## [What is required]
Reproduce every record below exactly, with the pictures left out.

## [Dataset extract]
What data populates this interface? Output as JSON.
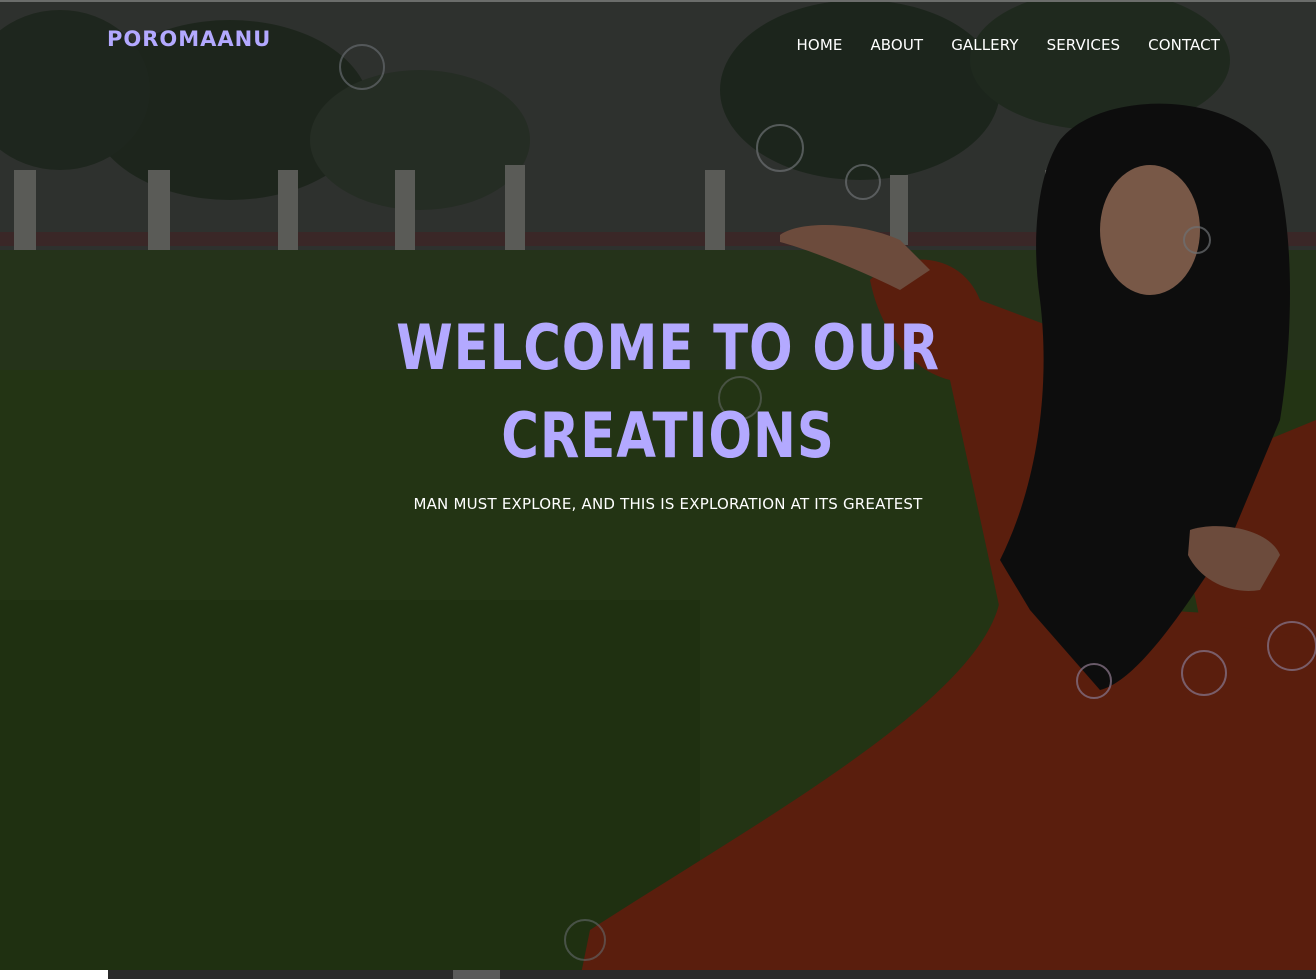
{
  "brand": {
    "name": "POROMAANU"
  },
  "nav": {
    "items": [
      {
        "label": "HOME"
      },
      {
        "label": "ABOUT"
      },
      {
        "label": "GALLERY"
      },
      {
        "label": "SERVICES"
      },
      {
        "label": "CONTACT"
      }
    ]
  },
  "hero": {
    "headline_line1": "WELCOME TO OUR",
    "headline_line2": "CREATIONS",
    "subheadline": "MAN MUST EXPLORE, AND THIS IS EXPLORATION AT ITS GREATEST"
  },
  "colors": {
    "accent": "#b3a9ff",
    "nav_text": "#ffffff",
    "overlay": "#000000"
  }
}
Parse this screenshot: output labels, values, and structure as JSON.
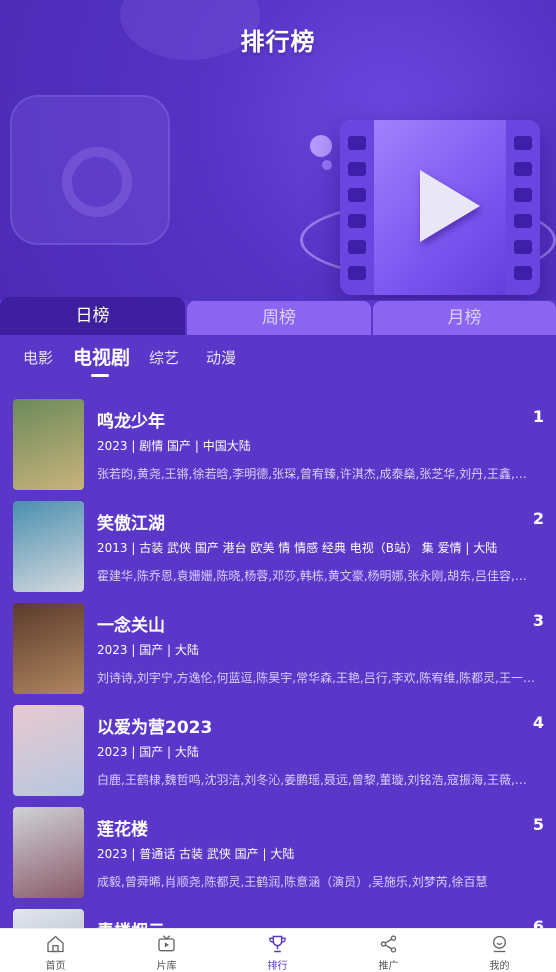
{
  "page": {
    "title": "排行榜"
  },
  "period_tabs": [
    {
      "label": "日榜",
      "active": true
    },
    {
      "label": "周榜",
      "active": false
    },
    {
      "label": "月榜",
      "active": false
    }
  ],
  "categories": [
    {
      "label": "电影",
      "active": false
    },
    {
      "label": "电视剧",
      "active": true
    },
    {
      "label": "综艺",
      "active": false
    },
    {
      "label": "动漫",
      "active": false
    }
  ],
  "rankings": [
    {
      "rank": "1",
      "title": "鸣龙少年",
      "meta": "2023 | 剧情 国产 | 中国大陆",
      "cast": "张若昀,黄尧,王锵,徐若晗,李明德,张琛,曾宥臻,许淇杰,成泰燊,张芝华,刘丹,王鑫,…",
      "poster_colors": [
        "#6b8a5a",
        "#c9b37c"
      ]
    },
    {
      "rank": "2",
      "title": "笑傲江湖",
      "meta": "2013 | 古装 武侠 国产 港台 欧美 情 情感 经典 电视（B站） 集 爱情 | 大陆",
      "cast": "霍建华,陈乔恩,袁姗姗,陈晓,杨蓉,邓莎,韩栋,黄文豪,杨明娜,张永刚,胡东,吕佳容,…",
      "poster_colors": [
        "#4a8fb0",
        "#d5d9de"
      ]
    },
    {
      "rank": "3",
      "title": "一念关山",
      "meta": "2023 | 国产 | 大陆",
      "cast": "刘诗诗,刘宇宁,方逸伦,何蓝逗,陈昊宇,常华森,王艳,吕行,李欢,陈宥维,陈都灵,王一…",
      "poster_colors": [
        "#5a3a2a",
        "#b08660"
      ]
    },
    {
      "rank": "4",
      "title": "以爱为营2023",
      "meta": "2023 | 国产 | 大陆",
      "cast": "白鹿,王鹤棣,魏哲鸣,沈羽洁,刘冬沁,姜鹏瑶,聂远,曾黎,董璇,刘铭浩,寇振海,王薇,…",
      "poster_colors": [
        "#e8c9cf",
        "#b7c7e0"
      ]
    },
    {
      "rank": "5",
      "title": "莲花楼",
      "meta": "2023 | 普通话 古装 武侠 国产 | 大陆",
      "cast": "成毅,曾舜晞,肖顺尧,陈都灵,王鹤润,陈意涵（演员）,吴施乐,刘梦芮,徐百慧",
      "poster_colors": [
        "#cfd2d6",
        "#8a5a6a"
      ]
    },
    {
      "rank": "6",
      "title": "青楼烟云",
      "meta": "",
      "cast": "",
      "poster_colors": [
        "#e3e6ee",
        "#a0aab8"
      ]
    }
  ],
  "bottom_nav": [
    {
      "label": "首页",
      "icon": "home-icon",
      "active": false
    },
    {
      "label": "片库",
      "icon": "tv-icon",
      "active": false
    },
    {
      "label": "排行",
      "icon": "trophy-icon",
      "active": true
    },
    {
      "label": "推广",
      "icon": "share-icon",
      "active": false
    },
    {
      "label": "我的",
      "icon": "profile-icon",
      "active": false
    }
  ],
  "colors": {
    "background": "#5a36c9",
    "active_tab": "#3d1f9f",
    "inactive_tab": "#8b64f2",
    "nav_active": "#5a36c9"
  }
}
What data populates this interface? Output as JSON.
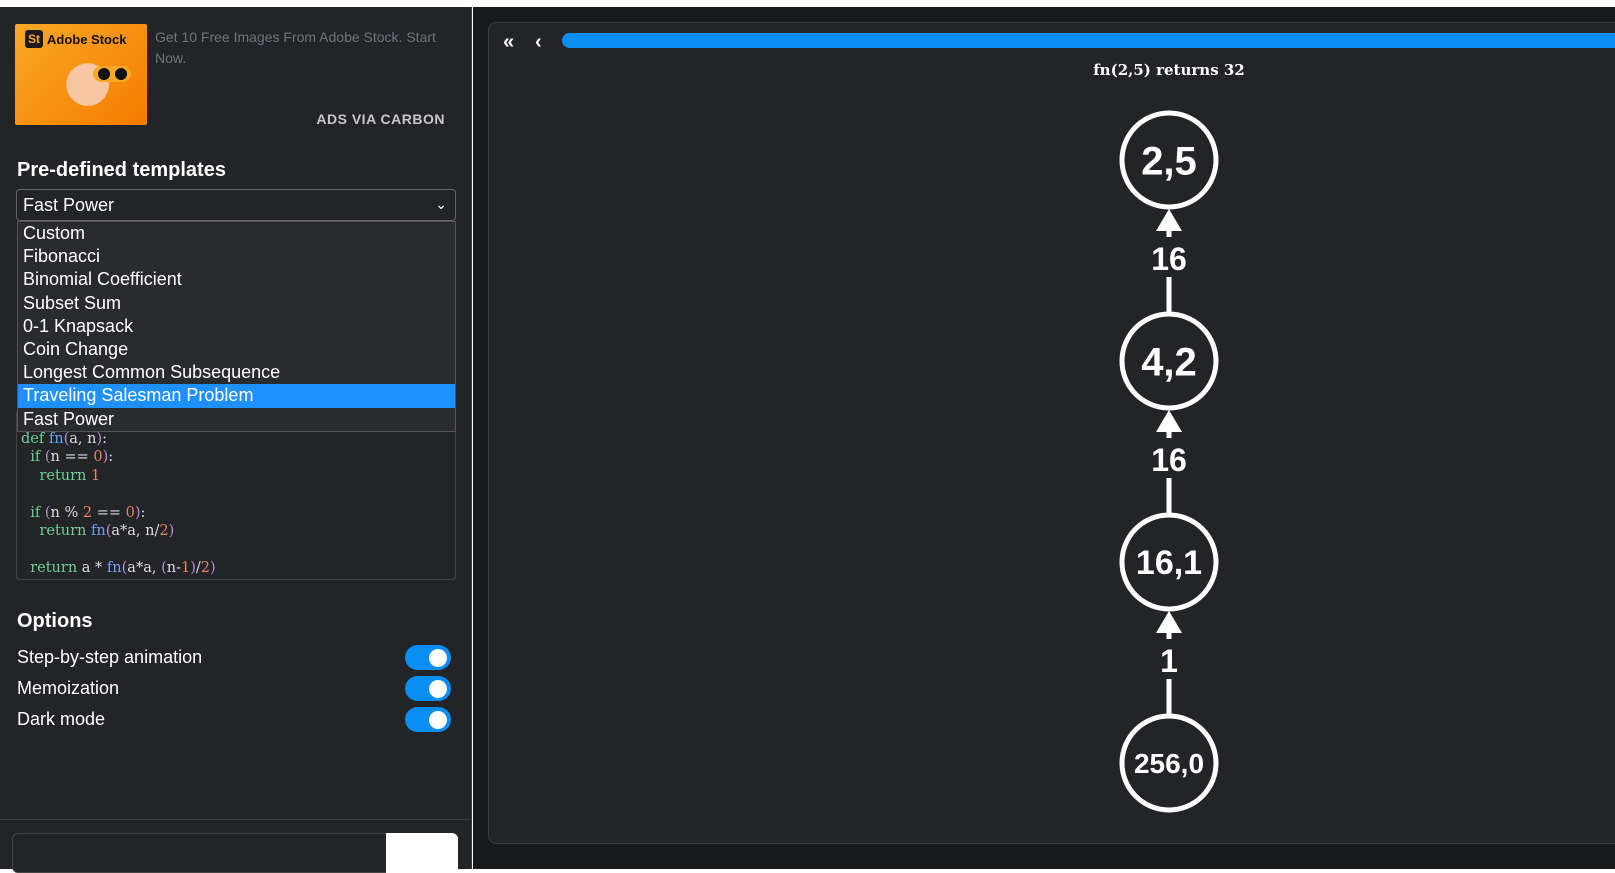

## [Answer to this task]
What data populates this interface? Output as JSON.
{
  "brand": {
    "name": "POROMAANU"
  },
  "nav": {
    "items": [
      {
        "label": "HOME"
      },
      {
        "label": "ABOUT"
      },
      {
        "label": "GALLERY"
      },
      {
        "label": "SERVICES"
      },
      {
        "label": "CONTACT"
      }
    ]
  },
  "hero": {
    "headline_line1": "WELCOME TO OUR",
    "headline_line2": "CREATIONS",
    "subheadline": "MAN MUST EXPLORE, AND THIS IS EXPLORATION AT ITS GREATEST"
  },
  "colors": {
    "accent": "#b3a9ff",
    "nav_text": "#ffffff",
    "overlay": "#000000"
  }
}
Parse this screenshot: output labels, values, and structure as JSON.
{
  "page": {
    "title": "排行榜"
  },
  "period_tabs": [
    {
      "label": "日榜",
      "active": true
    },
    {
      "label": "周榜",
      "active": false
    },
    {
      "label": "月榜",
      "active": false
    }
  ],
  "categories": [
    {
      "label": "电影",
      "active": false
    },
    {
      "label": "电视剧",
      "active": true
    },
    {
      "label": "综艺",
      "active": false
    },
    {
      "label": "动漫",
      "active": false
    }
  ],
  "rankings": [
    {
      "rank": "1",
      "title": "鸣龙少年",
      "meta": "2023 | 剧情 国产 | 中国大陆",
      "cast": "张若昀,黄尧,王锵,徐若晗,李明德,张琛,曾宥臻,许淇杰,成泰燊,张芝华,刘丹,王鑫,…",
      "poster_colors": [
        "#6b8a5a",
        "#c9b37c"
      ]
    },
    {
      "rank": "2",
      "title": "笑傲江湖",
      "meta": "2013 | 古装 武侠 国产 港台 欧美 情 情感 经典 电视（B站） 集 爱情 | 大陆",
      "cast": "霍建华,陈乔恩,袁姗姗,陈晓,杨蓉,邓莎,韩栋,黄文豪,杨明娜,张永刚,胡东,吕佳容,…",
      "poster_colors": [
        "#4a8fb0",
        "#d5d9de"
      ]
    },
    {
      "rank": "3",
      "title": "一念关山",
      "meta": "2023 | 国产 | 大陆",
      "cast": "刘诗诗,刘宇宁,方逸伦,何蓝逗,陈昊宇,常华森,王艳,吕行,李欢,陈宥维,陈都灵,王一…",
      "poster_colors": [
        "#5a3a2a",
        "#b08660"
      ]
    },
    {
      "rank": "4",
      "title": "以爱为营2023",
      "meta": "2023 | 国产 | 大陆",
      "cast": "白鹿,王鹤棣,魏哲鸣,沈羽洁,刘冬沁,姜鹏瑶,聂远,曾黎,董璇,刘铭浩,寇振海,王薇,…",
      "poster_colors": [
        "#e8c9cf",
        "#b7c7e0"
      ]
    },
    {
      "rank": "5",
      "title": "莲花楼",
      "meta": "2023 | 普通话 古装 武侠 国产 | 大陆",
      "cast": "成毅,曾舜晞,肖顺尧,陈都灵,王鹤润,陈意涵（演员）,吴施乐,刘梦芮,徐百慧",
      "poster_colors": [
        "#cfd2d6",
        "#8a5a6a"
      ]
    },
    {
      "rank": "6",
      "title": "青楼烟云",
      "meta": "",
      "cast": "",
      "poster_colors": [
        "#e3e6ee",
        "#a0aab8"
      ]
    }
  ],
  "bottom_nav": [
    {
      "label": "首页",
      "icon": "home-icon",
      "active": false
    },
    {
      "label": "片库",
      "icon": "tv-icon",
      "active": false
    },
    {
      "label": "排行",
      "icon": "trophy-icon",
      "active": true
    },
    {
      "label": "推广",
      "icon": "share-icon",
      "active": false
    },
    {
      "label": "我的",
      "icon": "profile-icon",
      "active": false
    }
  ],
  "colors": {
    "background": "#5a36c9",
    "active_tab": "#3d1f9f",
    "inactive_tab": "#8b64f2",
    "nav_active": "#5a36c9"
  }
}
What data populates this interface? Output as JSON.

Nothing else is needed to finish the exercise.